Down in the city, we capped off the run with some Mexican replenishment replete with a couple Negro Modelos and celebrated our bad day gone good. Looking back, it’s funny how our linner conversation echoed that same sentiment, on a much grander level. I’m talking about life, people. As we ate our delicious $15 meals in a warm restaurant, with gas in the car, rent paid, and nice gear on our backs, we discussed our gratitude for being able to finally live our lives more comfortably. Ahhhh, there’s that word again.
Less than a year ago, my life was much different. I was working tirelessly for a start-up that sucked the life out of me. I ate off $10 a week, never turned on my heat and sometimes had to literally run my errands because I couldn’t afford gas. I had to say no to social activities and scrape together enough cash to drive out to train, packing cheap food and sweating every quarter shelled out. I camped at races and shared meals when out with friends – always chosen by the largest number of calories per dollar and never by what looked good. It wasn’t terrible. But it was hard.
And now here I was, beginning to get a taste of the comfortable life America could afford you if you had the means to buy in. I could train the way I wanted. I could go to movies and concerts and dinners and drinks with my friends. I could buy presents for my loved ones and go on out-of-town visits. I could get nicer gear to keep me safe, warm and dry. I could eat. I could drink. I could be merry. And I was so very, very grateful.
Even still, how comfortable would I allow myself to be? Everything in my life – my apartment, my vehicle, my wardrobe – is built for function. And until now, that was always for necessity. Now, perhaps I could afford to begin acquiring nicer, more comfortable things – yet I have no desire. I think I’m afraid to lose that part of me that doesn’t need any excess, yet I am struggling with the pressure to create a more accommodating environment for the people in my life who perhaps do view these things as important. And not wrongfully so. I don’t blame anyone who would rather stretch out in a quiet Acura rather than bounce around in a Jeep with wet, muddy clothes permeating from the back. I myself occasionally enjoy curling up on a plush couch after dinner and surfing the channels, over spreading out on the floor and only being able to watch one of twelve DVDs on the TV I got for my tenth birthday. And I’d be a liar if I said I didn’t like to put on a pretty outfit, do my hair and makeup and hit the town.

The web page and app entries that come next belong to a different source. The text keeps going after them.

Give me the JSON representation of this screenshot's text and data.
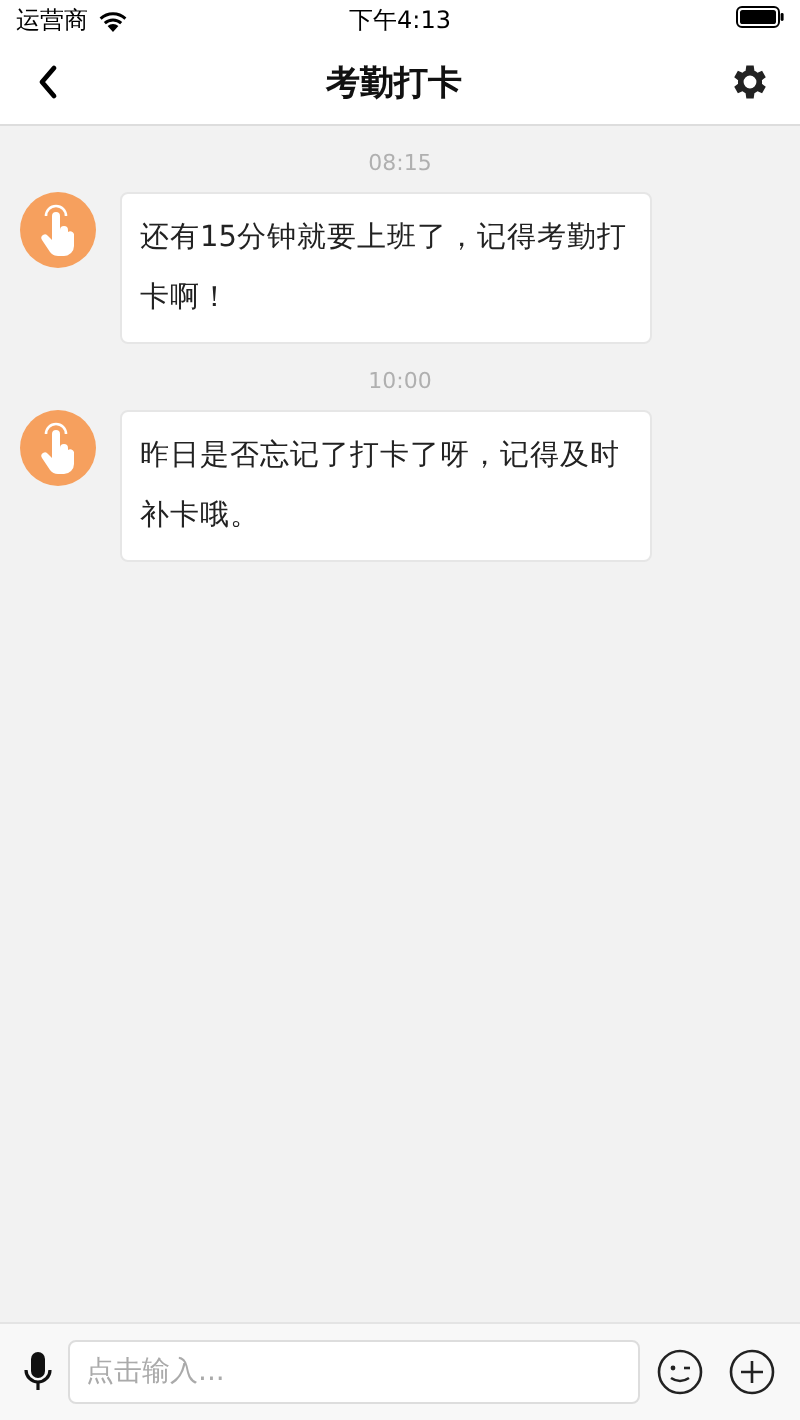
{
  "status_bar": {
    "carrier": "运营商",
    "time": "下午4:13"
  },
  "nav_bar": {
    "title": "考勤打卡"
  },
  "messages": [
    {
      "time": "08:15",
      "text": "还有15分钟就要上班了，记得考勤打卡啊！"
    },
    {
      "time": "10:00",
      "text": "昨日是否忘记了打卡了呀，记得及时补卡哦。"
    }
  ],
  "input_bar": {
    "placeholder": "点击输入..."
  }
}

Similarly, I wouldn’t blame anyone who would rather stay inside on a nasty day and be perfectly content with the fact they had already run 22.5 miles and climbed 4,000 feet the day before. But that’s where my path diverges.
Because when you don’t go out, you can miss the magic of rain turning to snow before your very eyes. You can miss the beauty of your body understanding the training and coming alive. You can miss the sheer joy of a few fleeting minutes flying down a single track that make the other four hours of grueling torture 100% worth it. You miss another opportunity to make yourself better. For me, the only way I can get to the things that make me truly unabashedly happy is by doing things that are hard. Things that “not gonna lie, I really don’t want to do right now."

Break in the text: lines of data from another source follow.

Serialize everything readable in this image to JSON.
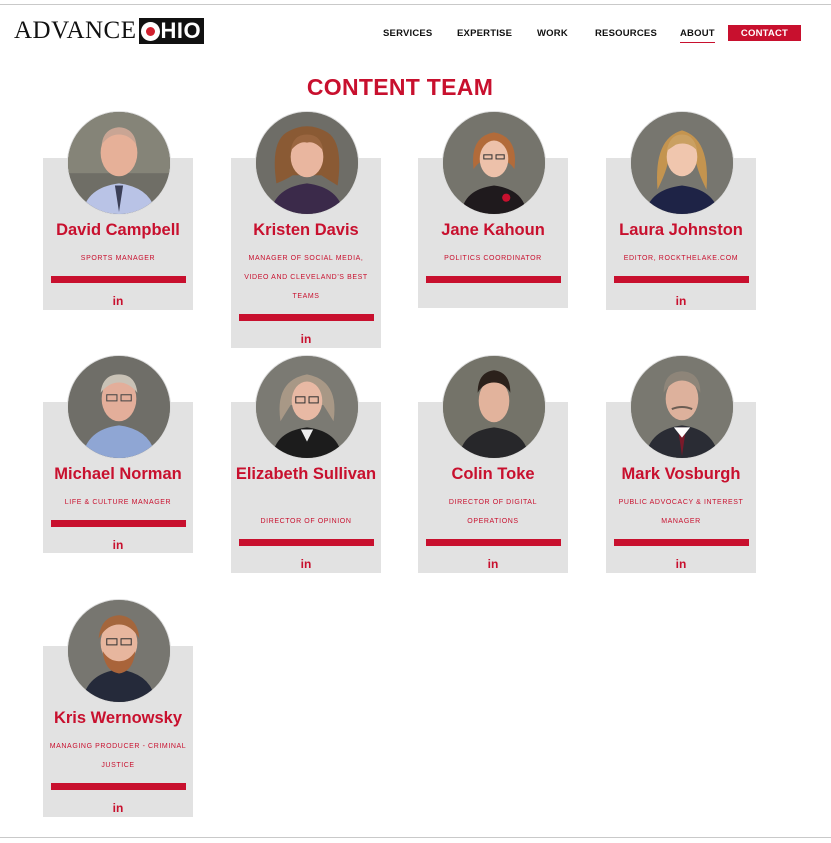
{
  "logo": {
    "advance": "ADVANCE",
    "ohio_rest": "HIO"
  },
  "nav": {
    "items": [
      "SERVICES",
      "EXPERTISE",
      "WORK",
      "RESOURCES",
      "ABOUT"
    ],
    "active": "ABOUT",
    "contact": "CONTACT"
  },
  "colors": {
    "accent": "#c8102e",
    "card_bg": "#e2e2e2"
  },
  "page_title": "CONTENT TEAM",
  "team": [
    {
      "name": "David Campbell",
      "role": "SPORTS MANAGER",
      "social": "in",
      "icon": "linkedin-icon"
    },
    {
      "name": "Kristen Davis",
      "role": "MANAGER OF SOCIAL MEDIA, VIDEO AND CLEVELAND'S BEST TEAMS",
      "social": "in",
      "icon": "linkedin-icon"
    },
    {
      "name": "Jane Kahoun",
      "role": "POLITICS COORDINATOR",
      "social": "",
      "icon": ""
    },
    {
      "name": "Laura Johnston",
      "role": "EDITOR, ROCKTHELAKE.COM",
      "social": "in",
      "icon": "linkedin-icon"
    },
    {
      "name": "Michael Norman",
      "role": "LIFE & CULTURE MANAGER",
      "social": "in",
      "icon": "linkedin-icon"
    },
    {
      "name": "Elizabeth Sullivan",
      "role": "DIRECTOR OF OPINION",
      "social": "in",
      "icon": "linkedin-icon"
    },
    {
      "name": "Colin Toke",
      "role": "DIRECTOR OF DIGITAL OPERATIONS",
      "social": "in",
      "icon": "linkedin-icon"
    },
    {
      "name": "Mark Vosburgh",
      "role": "PUBLIC ADVOCACY & INTEREST MANAGER",
      "social": "in",
      "icon": "linkedin-icon"
    },
    {
      "name": "Kris Wernowsky",
      "role": "MANAGING PRODUCER - CRIMINAL JUSTICE",
      "social": "in",
      "icon": "linkedin-icon"
    }
  ]
}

Because the truth is, the only thing that makes me really, truly uncomfortable is getting too comfortable.